[Dataset rows for apps and sites]
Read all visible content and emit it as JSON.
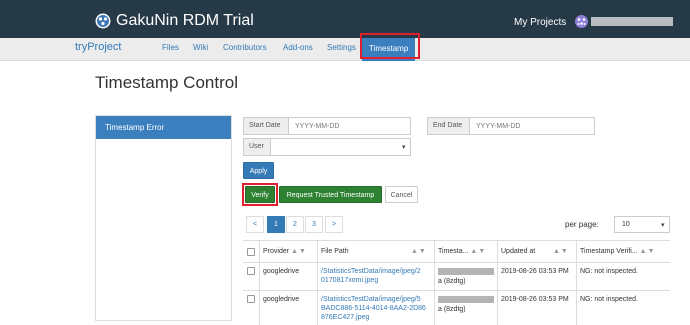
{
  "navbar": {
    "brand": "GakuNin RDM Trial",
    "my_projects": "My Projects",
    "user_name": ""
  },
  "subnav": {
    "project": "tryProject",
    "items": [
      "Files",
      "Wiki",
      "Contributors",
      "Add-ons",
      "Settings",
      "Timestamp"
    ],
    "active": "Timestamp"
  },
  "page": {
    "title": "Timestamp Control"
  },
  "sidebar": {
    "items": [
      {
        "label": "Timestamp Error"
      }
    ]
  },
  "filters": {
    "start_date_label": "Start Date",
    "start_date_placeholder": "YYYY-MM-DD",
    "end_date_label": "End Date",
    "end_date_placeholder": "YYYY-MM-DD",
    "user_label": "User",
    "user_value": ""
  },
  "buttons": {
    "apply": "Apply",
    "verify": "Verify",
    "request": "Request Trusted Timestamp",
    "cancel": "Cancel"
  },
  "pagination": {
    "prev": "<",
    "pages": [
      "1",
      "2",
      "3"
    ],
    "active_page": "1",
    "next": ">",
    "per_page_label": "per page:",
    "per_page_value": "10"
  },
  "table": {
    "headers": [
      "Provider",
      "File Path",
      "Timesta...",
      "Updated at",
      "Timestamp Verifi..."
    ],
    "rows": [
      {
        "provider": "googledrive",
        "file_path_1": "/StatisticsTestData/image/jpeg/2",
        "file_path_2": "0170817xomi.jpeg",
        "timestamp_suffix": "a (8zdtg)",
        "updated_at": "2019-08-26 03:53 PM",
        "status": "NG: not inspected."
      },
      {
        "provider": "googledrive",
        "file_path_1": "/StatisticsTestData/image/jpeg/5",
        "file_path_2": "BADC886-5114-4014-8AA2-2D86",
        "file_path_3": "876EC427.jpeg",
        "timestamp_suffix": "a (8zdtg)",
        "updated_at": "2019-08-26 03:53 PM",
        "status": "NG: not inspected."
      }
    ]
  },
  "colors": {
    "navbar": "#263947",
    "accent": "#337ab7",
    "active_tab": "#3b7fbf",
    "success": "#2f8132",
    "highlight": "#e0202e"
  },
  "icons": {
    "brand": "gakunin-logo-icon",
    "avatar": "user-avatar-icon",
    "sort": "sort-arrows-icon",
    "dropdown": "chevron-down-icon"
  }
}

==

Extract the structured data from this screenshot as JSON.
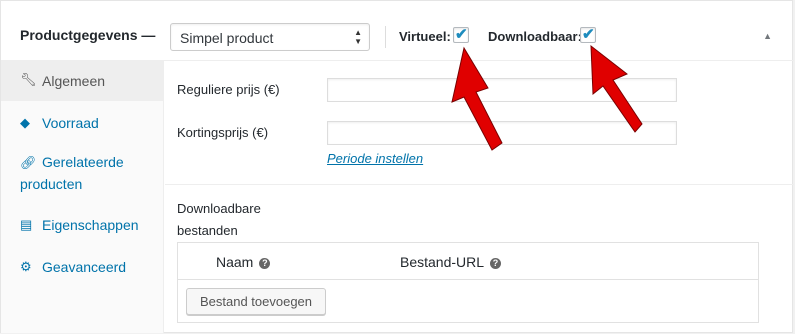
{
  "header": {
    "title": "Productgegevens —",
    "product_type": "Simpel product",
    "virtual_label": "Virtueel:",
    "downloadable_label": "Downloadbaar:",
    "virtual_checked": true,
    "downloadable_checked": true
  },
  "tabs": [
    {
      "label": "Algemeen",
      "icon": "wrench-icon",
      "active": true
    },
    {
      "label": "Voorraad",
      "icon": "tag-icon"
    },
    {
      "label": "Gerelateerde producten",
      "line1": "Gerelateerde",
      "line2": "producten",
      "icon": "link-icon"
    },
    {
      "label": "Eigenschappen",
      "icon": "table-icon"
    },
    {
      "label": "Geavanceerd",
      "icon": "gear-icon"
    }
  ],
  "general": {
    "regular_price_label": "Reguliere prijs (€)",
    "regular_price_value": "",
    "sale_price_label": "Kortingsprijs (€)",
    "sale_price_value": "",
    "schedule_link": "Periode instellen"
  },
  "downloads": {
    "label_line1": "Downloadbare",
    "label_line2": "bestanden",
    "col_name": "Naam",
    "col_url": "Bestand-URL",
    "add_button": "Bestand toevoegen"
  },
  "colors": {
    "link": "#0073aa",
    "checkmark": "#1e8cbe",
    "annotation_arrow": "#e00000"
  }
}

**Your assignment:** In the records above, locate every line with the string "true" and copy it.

**Output:**
    "virtual_checked": true,
    "downloadable_checked": true
      "active": true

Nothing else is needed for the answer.